In addition, each man will have to budget in money for groceries each week.

Each man must remember the birthdays of all their friends and relatives, and send cards out on time.

Each man must also take each child to a doctor's appointment, a dentist appointment and a haircut appointment . He must make one unscheduled and inconvenient visit per child to the Urgent Care (weekend,evening, on a holiday or right when they're about to leave for vacation).

He must also make cookies or cupcakes for a social function.

Each man will be responsible for decorating his own assigned house, planting flowers outside and keeping it presentable at all times.

The men will only have access to television when the kids are asleep and all chores are done.

There is only one TV between them, and a remote with dead batteries.

Each father will be required to know all of the words to every stupid song that comes on TV and the name of each and every character on cartoons.

The men must shave their legs, wear makeup daily, which they will apply to themselves either while driving or making three lunches.

Each man will have to make an Indian hut model with six toothpicks, a tortilla and one marker; and get a 4 year old to eat a serving of peas.

Each man must adorn himself with jewelry, wear uncomfortable yet stylish shoes, keep their nails polished and eyebrows groomed. The men must try to get through each day without snot, spit-up or barf on their clothing.

During one of the six weeks, the men will have to endure severe abdominal cramps, back aches, and have extreme, unexplained mood swings but never once complain or slow down from other duties. They must try to explain what a tampon is for when the 6-yr old boy finds it in the purse.

They must attend weekly school meetings, church, and find time at least once to spend the afternoon at the park or a similar setting.

He will need to read a book and then pray with the children each night without falling asleep, and then feed them, dress them, brush their teeth and comb their hair each morning by 7:00. They must leave the home with no food on their face or clothes.

A test will be given at the end of the six weeks, and each father will be required to know all of the following information: each child's birthday, height, weight, shoe size, clothes size and doctor's name.

Also the child's weight at birth, length, time of birth, and length of labor, each child's favorite color, middle name, favorite snack, favorite song, favorite drink, favorite toy, biggest fear and what they want to be when they grow up.

They must clean up after their sick children at 2:00 a.m. And then spend the remainder of the day tending to that child and waiting on them hand and foot until they are better.

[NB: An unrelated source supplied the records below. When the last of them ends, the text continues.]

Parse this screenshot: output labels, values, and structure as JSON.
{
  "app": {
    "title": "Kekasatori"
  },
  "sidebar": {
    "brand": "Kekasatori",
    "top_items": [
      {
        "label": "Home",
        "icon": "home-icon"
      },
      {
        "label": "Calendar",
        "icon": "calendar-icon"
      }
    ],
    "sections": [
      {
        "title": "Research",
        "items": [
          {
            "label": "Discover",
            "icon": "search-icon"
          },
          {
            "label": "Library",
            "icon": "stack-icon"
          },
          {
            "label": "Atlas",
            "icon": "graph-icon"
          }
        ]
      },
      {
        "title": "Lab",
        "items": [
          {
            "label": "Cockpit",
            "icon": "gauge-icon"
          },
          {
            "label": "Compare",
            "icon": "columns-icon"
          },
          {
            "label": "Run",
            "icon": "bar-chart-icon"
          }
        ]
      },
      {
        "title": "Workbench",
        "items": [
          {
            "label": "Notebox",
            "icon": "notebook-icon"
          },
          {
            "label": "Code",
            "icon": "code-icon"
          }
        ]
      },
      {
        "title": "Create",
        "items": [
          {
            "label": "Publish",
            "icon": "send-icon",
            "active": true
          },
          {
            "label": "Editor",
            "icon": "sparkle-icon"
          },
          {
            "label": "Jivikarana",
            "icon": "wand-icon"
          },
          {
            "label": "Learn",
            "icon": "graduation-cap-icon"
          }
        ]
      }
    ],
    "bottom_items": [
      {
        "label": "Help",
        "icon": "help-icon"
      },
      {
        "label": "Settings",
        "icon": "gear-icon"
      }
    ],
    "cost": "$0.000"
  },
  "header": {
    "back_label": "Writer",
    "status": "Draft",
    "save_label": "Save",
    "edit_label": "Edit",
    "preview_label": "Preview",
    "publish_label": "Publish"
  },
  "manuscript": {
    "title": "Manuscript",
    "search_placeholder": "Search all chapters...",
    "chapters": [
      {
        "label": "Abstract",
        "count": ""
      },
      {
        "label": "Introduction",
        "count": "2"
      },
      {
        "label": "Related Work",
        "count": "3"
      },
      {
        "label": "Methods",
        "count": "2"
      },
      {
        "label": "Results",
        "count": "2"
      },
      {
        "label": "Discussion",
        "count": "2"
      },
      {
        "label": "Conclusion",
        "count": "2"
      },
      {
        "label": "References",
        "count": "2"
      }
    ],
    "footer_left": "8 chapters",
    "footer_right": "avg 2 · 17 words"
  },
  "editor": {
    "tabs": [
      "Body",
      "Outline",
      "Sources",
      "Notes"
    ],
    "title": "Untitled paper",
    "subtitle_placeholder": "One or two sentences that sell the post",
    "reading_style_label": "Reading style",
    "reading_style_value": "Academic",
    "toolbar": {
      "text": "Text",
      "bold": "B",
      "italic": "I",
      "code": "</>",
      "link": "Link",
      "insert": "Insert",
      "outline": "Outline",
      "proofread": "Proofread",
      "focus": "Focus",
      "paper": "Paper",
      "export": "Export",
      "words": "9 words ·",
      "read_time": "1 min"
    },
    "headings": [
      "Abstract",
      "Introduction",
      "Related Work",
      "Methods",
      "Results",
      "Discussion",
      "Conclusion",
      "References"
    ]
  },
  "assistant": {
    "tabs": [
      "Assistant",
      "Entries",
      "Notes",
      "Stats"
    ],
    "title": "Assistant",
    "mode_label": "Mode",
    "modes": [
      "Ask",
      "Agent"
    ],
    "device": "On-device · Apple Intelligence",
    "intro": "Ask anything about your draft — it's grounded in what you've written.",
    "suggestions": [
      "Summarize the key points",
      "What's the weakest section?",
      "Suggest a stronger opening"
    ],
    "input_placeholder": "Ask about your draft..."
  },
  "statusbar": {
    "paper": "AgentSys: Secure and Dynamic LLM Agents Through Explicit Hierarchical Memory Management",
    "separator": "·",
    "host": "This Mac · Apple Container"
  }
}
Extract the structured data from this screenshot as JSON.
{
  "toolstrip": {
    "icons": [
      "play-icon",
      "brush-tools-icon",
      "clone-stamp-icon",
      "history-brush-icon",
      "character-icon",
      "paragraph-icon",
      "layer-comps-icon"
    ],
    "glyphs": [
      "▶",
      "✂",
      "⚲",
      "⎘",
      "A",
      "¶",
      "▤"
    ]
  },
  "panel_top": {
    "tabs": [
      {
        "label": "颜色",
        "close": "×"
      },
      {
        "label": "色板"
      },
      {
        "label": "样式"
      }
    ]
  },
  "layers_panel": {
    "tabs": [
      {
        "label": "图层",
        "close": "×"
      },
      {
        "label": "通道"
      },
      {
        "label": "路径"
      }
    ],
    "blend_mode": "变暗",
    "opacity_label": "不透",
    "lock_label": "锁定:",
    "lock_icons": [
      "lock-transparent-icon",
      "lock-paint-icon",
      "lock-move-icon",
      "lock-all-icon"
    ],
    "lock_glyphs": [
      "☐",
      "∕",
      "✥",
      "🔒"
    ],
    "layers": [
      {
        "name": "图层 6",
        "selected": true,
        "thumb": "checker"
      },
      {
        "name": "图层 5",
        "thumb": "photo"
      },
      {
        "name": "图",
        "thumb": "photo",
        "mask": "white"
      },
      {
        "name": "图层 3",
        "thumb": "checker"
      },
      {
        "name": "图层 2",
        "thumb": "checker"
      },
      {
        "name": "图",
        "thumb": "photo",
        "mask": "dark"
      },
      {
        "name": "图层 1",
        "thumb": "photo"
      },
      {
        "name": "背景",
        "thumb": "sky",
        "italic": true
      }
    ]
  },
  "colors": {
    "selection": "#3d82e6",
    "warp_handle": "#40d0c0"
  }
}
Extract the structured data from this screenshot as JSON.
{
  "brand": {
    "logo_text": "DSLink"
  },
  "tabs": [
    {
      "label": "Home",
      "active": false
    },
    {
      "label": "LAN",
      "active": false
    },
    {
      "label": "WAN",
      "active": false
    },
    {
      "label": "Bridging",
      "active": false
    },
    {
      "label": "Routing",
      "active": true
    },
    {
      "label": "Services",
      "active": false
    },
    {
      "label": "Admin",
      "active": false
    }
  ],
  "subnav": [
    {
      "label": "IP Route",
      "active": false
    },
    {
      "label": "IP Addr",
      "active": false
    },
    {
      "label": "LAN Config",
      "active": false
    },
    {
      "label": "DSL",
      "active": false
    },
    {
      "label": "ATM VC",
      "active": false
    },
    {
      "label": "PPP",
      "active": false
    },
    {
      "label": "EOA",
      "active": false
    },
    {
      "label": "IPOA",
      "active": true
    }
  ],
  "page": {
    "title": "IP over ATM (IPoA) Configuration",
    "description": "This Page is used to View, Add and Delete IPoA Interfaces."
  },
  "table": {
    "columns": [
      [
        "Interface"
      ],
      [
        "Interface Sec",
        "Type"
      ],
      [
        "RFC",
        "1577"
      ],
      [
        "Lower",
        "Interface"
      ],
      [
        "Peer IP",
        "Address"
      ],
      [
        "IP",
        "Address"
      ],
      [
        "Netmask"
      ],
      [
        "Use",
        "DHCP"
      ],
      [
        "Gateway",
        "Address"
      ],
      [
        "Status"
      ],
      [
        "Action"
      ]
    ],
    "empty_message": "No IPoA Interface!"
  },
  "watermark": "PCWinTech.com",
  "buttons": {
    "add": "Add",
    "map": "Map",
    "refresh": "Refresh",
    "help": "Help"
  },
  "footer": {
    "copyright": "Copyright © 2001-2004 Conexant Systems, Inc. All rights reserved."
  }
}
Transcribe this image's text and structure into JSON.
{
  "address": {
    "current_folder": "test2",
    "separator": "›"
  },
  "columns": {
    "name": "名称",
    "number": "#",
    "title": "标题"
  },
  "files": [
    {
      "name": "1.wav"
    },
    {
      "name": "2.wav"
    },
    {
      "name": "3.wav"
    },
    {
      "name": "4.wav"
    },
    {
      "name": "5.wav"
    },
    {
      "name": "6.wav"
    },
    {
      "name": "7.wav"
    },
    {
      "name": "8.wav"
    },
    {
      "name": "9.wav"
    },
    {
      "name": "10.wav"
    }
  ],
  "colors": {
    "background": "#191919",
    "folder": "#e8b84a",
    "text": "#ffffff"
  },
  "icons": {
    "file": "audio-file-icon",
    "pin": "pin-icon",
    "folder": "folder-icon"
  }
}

They must have a loving, age appropriate reply to, "You're not the boss of me".

The kids vote them off the island based on performance.

The last man wins only if...he still has enough energy to be intimate with his spouse at a moment's notice.

If the last man does win, he can play the game over and over and over again for the next 18-25 years...eventually earning the right to be called Mother!